(Element data from apps and pages)
•••••

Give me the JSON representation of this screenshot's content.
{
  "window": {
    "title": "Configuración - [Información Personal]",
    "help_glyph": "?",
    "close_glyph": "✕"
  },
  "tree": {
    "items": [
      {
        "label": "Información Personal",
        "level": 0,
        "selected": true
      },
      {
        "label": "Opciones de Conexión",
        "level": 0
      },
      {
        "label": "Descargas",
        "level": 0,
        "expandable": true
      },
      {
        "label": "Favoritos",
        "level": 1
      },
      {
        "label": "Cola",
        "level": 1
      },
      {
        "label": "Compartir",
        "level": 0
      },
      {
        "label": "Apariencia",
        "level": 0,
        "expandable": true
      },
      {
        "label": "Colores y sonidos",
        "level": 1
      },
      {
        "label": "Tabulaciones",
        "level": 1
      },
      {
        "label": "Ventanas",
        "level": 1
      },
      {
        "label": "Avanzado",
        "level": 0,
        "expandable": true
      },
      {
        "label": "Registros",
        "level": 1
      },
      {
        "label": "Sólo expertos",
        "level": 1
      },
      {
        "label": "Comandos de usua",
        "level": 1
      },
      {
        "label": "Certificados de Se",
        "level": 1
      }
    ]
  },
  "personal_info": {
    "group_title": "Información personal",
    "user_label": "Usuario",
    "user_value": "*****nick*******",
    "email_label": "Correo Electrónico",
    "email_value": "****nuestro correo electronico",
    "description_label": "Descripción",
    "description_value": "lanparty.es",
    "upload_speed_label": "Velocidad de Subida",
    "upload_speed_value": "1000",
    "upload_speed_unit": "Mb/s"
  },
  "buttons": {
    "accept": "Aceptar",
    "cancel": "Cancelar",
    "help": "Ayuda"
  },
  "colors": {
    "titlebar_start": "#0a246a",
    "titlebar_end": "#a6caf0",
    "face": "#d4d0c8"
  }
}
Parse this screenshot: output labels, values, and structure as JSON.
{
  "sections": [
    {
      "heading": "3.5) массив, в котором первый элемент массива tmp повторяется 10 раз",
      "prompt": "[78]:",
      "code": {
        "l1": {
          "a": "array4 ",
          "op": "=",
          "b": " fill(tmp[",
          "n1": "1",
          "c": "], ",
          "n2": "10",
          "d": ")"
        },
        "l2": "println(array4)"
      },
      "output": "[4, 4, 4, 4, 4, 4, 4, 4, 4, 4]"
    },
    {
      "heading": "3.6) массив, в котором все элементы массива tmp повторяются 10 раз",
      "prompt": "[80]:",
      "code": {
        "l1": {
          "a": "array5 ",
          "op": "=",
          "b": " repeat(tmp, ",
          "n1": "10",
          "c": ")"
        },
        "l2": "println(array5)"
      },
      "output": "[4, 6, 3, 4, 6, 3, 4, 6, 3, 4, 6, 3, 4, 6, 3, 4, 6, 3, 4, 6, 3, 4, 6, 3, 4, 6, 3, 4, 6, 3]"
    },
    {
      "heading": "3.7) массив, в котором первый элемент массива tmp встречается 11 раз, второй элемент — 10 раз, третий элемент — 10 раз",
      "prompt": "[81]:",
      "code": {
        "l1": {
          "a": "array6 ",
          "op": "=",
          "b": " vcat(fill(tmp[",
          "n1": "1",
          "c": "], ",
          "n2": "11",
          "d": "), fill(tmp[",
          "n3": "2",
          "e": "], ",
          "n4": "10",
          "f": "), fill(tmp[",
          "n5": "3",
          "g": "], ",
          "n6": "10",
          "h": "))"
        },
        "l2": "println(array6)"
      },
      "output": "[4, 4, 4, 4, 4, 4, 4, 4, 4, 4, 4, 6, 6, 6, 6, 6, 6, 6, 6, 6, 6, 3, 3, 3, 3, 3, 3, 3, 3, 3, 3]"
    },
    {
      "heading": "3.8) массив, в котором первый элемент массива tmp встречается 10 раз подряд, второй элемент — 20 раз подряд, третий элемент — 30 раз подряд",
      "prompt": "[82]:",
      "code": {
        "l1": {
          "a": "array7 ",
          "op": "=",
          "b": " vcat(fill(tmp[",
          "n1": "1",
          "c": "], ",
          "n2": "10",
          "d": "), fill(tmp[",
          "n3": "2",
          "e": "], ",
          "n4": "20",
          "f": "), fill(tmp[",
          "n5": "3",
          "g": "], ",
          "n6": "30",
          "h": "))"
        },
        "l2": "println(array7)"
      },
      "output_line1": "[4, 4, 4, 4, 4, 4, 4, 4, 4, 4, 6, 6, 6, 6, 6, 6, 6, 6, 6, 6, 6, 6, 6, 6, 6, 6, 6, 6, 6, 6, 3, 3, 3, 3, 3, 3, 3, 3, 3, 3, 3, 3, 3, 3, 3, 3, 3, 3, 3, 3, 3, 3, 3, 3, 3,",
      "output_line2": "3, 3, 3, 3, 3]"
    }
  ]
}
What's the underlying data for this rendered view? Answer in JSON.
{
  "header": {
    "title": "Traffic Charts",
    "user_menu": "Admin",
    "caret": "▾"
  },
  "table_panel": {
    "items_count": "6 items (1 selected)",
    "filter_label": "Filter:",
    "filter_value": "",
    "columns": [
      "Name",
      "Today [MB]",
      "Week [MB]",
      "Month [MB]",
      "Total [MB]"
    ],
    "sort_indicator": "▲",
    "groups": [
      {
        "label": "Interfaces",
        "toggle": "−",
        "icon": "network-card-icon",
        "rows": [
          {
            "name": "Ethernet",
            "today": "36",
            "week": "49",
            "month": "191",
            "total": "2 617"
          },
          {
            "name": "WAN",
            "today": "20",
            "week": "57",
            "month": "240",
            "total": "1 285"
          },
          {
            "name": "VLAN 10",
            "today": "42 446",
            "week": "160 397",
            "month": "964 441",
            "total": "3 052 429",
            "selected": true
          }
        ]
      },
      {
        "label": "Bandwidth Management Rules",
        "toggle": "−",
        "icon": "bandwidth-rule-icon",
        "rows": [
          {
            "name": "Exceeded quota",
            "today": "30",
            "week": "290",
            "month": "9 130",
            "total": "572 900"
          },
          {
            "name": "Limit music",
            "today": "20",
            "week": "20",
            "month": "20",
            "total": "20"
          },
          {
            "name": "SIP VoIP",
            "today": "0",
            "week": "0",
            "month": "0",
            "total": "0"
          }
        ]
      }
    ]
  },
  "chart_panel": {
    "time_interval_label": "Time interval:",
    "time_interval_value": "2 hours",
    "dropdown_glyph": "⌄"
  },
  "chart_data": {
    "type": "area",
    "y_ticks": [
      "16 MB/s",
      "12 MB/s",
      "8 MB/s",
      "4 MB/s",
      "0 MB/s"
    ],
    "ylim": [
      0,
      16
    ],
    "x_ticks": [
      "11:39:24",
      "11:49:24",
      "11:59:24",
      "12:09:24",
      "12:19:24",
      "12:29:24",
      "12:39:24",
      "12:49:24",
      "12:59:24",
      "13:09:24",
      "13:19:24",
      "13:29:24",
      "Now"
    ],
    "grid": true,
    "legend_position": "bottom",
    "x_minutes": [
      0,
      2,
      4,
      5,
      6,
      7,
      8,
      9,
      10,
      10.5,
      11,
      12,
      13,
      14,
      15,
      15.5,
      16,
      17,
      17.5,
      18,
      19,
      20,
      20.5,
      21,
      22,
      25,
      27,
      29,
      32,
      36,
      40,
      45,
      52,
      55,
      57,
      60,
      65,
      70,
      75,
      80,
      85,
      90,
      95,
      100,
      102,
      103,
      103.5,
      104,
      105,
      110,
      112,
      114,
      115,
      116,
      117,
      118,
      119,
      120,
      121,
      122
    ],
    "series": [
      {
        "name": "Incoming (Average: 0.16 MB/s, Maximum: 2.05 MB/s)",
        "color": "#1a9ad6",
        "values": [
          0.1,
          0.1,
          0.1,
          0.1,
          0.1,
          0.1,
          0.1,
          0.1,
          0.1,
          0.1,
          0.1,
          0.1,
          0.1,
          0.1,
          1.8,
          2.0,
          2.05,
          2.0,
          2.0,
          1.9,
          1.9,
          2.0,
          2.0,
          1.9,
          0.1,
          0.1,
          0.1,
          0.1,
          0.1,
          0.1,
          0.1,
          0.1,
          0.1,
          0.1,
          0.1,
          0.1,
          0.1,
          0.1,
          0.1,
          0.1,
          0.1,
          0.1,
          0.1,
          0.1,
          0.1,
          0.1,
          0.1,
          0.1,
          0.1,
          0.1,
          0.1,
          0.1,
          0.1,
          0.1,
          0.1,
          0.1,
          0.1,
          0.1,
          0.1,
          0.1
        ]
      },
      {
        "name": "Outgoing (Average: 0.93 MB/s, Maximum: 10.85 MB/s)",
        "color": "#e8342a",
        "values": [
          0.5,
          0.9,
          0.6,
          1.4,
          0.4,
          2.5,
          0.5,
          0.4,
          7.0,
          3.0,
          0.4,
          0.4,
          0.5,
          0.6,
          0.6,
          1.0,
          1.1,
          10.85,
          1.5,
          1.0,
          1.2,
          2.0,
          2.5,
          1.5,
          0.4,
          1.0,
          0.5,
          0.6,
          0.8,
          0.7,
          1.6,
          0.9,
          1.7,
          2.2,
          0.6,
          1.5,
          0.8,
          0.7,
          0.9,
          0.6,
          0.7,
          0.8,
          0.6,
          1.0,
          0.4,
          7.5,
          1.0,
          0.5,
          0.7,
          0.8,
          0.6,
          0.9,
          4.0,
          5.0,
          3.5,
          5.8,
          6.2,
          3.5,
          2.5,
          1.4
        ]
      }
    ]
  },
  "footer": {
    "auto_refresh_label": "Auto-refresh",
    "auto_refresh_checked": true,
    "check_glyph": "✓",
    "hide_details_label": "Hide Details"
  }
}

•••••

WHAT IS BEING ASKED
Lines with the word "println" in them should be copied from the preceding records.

RESULT FOR THIS EXERCISE
        "l2": "println(array4)"
        "l2": "println(array5)"
        "l2": "println(array6)"
        "l2": "println(array7)"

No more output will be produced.